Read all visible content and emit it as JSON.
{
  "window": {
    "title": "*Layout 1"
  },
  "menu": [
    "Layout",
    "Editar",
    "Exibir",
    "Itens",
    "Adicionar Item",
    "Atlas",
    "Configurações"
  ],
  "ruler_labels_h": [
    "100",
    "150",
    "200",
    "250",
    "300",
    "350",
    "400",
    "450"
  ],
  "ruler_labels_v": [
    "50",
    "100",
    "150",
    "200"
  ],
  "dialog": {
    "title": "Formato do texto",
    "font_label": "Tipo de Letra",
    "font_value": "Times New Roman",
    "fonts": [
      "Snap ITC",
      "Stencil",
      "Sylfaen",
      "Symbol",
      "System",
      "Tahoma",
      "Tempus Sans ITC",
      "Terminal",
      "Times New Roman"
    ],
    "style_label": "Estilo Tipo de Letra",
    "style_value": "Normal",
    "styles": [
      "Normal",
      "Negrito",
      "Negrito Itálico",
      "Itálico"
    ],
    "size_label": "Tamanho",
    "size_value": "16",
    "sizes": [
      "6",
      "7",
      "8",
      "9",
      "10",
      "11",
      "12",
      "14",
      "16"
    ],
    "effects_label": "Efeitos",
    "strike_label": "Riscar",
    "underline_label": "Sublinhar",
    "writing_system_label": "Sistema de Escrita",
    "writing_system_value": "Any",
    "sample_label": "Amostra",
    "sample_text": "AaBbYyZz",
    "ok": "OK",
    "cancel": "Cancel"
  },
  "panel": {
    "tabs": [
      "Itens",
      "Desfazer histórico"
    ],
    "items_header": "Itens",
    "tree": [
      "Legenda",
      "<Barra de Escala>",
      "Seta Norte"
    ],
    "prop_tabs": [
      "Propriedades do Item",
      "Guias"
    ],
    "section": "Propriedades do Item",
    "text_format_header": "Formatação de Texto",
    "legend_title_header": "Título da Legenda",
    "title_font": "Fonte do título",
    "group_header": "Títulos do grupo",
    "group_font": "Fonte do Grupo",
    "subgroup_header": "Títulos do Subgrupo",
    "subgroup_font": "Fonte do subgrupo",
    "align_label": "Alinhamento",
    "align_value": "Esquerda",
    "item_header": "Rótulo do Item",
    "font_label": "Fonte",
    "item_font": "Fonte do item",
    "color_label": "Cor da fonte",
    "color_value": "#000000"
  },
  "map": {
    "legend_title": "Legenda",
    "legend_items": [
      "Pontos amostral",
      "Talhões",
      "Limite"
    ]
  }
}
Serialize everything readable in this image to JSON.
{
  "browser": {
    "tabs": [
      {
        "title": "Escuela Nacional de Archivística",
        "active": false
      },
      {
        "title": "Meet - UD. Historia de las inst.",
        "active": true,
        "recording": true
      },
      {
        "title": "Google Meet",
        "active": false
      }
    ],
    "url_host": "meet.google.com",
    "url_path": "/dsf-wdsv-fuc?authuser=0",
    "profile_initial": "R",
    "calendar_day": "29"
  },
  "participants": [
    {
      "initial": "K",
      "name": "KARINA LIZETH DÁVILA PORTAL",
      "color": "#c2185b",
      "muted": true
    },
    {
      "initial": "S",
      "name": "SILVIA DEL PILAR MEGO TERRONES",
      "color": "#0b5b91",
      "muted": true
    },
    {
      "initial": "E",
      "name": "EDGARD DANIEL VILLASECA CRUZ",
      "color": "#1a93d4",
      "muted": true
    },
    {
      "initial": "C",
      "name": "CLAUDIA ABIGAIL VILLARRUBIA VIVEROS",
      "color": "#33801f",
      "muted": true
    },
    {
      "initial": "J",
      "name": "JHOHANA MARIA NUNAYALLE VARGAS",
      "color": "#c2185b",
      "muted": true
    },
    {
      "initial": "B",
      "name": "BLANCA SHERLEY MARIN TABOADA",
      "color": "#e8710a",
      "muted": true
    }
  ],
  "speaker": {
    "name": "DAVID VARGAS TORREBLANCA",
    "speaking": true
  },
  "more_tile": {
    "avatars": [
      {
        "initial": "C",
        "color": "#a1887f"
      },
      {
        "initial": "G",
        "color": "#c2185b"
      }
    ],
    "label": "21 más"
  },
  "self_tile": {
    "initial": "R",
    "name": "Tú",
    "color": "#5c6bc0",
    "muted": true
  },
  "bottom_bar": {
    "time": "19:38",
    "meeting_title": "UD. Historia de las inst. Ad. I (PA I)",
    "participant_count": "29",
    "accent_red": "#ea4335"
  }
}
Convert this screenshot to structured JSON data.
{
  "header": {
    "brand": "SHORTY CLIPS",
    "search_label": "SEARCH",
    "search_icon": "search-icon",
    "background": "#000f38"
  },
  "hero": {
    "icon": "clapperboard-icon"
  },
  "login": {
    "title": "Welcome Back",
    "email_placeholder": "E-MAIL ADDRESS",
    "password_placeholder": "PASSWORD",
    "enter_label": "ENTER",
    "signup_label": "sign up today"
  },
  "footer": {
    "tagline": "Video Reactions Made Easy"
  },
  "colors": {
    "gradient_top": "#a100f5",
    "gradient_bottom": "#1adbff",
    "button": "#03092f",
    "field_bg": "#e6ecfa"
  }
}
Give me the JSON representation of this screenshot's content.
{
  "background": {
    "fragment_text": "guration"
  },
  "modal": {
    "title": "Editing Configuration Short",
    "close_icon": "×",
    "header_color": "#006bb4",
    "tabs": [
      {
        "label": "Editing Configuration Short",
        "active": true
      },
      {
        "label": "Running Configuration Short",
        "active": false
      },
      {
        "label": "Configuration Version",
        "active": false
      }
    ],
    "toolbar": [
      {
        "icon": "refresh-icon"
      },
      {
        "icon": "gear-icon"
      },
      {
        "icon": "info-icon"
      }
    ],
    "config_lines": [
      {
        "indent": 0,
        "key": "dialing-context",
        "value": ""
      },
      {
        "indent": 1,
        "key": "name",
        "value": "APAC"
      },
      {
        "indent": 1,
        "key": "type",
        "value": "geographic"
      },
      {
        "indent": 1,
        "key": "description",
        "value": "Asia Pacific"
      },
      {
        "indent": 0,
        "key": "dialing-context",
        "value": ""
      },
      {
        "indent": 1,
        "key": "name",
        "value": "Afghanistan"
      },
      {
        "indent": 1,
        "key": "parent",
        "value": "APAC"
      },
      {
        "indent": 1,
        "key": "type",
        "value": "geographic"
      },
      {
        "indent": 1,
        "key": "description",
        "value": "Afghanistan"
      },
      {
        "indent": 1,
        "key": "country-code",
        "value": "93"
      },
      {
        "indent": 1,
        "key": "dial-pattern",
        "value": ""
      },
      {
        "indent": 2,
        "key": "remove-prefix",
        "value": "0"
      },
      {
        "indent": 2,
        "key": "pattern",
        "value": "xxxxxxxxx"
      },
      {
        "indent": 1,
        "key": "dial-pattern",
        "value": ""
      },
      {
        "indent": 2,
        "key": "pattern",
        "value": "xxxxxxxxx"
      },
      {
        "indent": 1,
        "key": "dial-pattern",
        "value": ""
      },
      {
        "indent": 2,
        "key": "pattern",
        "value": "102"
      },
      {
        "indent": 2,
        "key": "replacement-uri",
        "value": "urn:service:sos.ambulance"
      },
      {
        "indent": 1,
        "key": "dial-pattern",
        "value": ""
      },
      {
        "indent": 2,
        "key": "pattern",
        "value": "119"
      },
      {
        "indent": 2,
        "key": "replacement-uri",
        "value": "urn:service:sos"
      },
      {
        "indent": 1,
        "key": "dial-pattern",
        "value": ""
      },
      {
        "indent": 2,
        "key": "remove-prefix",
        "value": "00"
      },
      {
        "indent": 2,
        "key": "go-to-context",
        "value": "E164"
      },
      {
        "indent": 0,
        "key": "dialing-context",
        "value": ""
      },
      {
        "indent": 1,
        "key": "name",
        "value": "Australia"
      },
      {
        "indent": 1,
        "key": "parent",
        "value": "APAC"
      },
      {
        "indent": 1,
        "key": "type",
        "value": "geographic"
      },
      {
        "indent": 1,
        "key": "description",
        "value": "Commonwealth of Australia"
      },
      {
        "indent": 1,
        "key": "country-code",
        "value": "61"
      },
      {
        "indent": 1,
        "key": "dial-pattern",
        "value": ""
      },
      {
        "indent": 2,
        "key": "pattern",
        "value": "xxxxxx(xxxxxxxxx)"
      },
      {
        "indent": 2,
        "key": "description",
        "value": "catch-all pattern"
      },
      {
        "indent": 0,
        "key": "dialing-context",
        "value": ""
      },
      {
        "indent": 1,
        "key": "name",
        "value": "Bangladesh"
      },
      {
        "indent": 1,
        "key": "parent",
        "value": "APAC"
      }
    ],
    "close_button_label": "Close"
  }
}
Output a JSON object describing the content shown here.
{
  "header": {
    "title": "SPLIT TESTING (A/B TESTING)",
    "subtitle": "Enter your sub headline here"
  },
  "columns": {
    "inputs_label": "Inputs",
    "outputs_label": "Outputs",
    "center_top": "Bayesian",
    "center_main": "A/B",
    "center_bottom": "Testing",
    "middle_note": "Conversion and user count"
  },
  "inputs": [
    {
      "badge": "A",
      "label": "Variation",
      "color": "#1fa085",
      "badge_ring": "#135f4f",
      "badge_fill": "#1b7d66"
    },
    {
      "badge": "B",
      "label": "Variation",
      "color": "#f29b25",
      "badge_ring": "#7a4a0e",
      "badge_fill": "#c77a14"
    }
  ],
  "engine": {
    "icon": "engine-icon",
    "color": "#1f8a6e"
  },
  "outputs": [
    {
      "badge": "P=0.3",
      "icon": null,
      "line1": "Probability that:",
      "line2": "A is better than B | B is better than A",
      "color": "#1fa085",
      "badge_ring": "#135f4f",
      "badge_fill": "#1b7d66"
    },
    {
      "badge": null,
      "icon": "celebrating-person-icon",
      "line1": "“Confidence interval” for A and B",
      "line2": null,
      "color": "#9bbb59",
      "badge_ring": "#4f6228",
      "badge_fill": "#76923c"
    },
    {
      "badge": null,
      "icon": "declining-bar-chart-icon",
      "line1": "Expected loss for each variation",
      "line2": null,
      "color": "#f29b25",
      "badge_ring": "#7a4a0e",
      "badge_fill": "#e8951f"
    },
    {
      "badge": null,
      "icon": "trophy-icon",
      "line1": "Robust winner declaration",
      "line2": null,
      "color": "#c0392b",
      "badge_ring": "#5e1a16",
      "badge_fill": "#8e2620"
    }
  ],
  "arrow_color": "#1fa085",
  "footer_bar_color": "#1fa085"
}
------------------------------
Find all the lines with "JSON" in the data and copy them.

Read all visible content and emit it as JSON.
Serialize everything readable in this image to JSON.
Convert this screenshot to structured JSON data.
Give me the JSON representation of this screenshot's content.
Output a JSON object describing the content shown here.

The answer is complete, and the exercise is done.